== RECORDS FOR THE TASK

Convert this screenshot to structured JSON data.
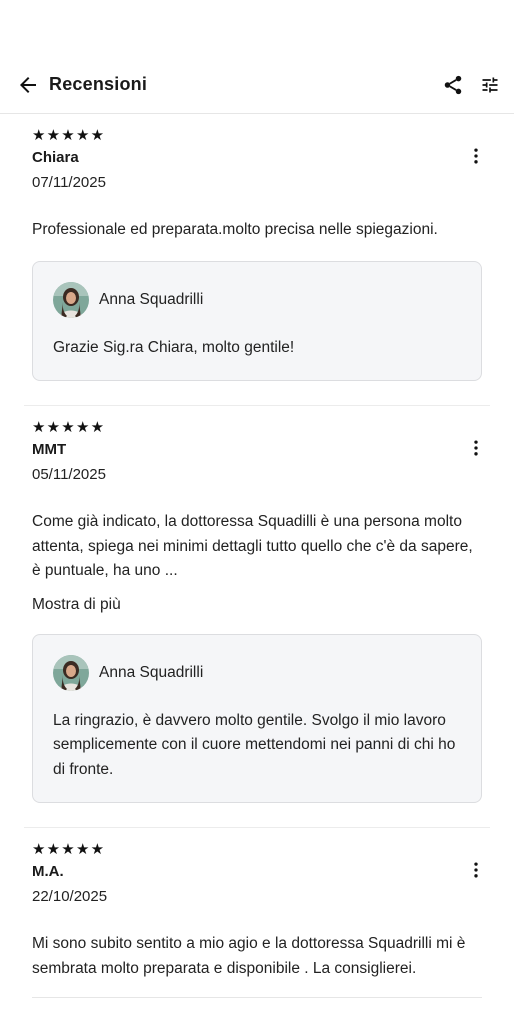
{
  "header": {
    "title": "Recensioni",
    "back_icon": "arrow-left-icon",
    "share_icon": "share-icon",
    "filter_icon": "sliders-icon"
  },
  "reviews": [
    {
      "stars": "★★★★★",
      "rating": 5,
      "author": "Chiara",
      "date": "07/11/2025",
      "text": "Professionale ed preparata.molto precisa nelle spiegazioni.",
      "reply": {
        "name": "Anna Squadrilli",
        "text": "Grazie Sig.ra Chiara, molto gentile!"
      }
    },
    {
      "stars": "★★★★★",
      "rating": 5,
      "author": "MMT",
      "date": "05/11/2025",
      "text": "Come già indicato, la dottoressa Squadilli è una persona molto attenta, spiega nei minimi dettagli tutto quello che c'è da sapere, è puntuale, ha uno ...",
      "show_more": "Mostra di più",
      "reply": {
        "name": "Anna Squadrilli",
        "text": "La ringrazio, è davvero molto gentile. Svolgo il mio lavoro semplicemente con il cuore mettendomi nei panni di chi ho di fronte."
      }
    },
    {
      "stars": "★★★★★",
      "rating": 5,
      "author": "M.A.",
      "date": "22/10/2025",
      "text": "Mi sono subito sentito a mio agio e la dottoressa Squadrilli mi è sembrata molto preparata e disponibile . La consiglierei."
    }
  ]
}
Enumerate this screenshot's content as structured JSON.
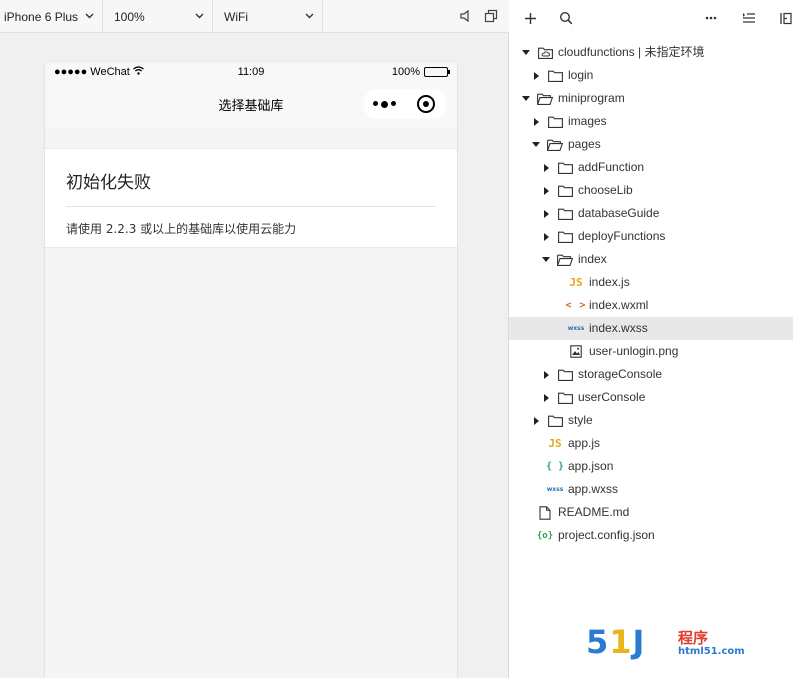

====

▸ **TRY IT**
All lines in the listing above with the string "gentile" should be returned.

▸ **EXPECTED ANSWER**
        "text": "Grazie Sig.ra Chiara, molto gentile!"
        "text": "La ringrazio, è davvero molto gentile. Svolgo il mio lavoro semplicemente con il cuore mettendomi nei panni di chi ho di fronte."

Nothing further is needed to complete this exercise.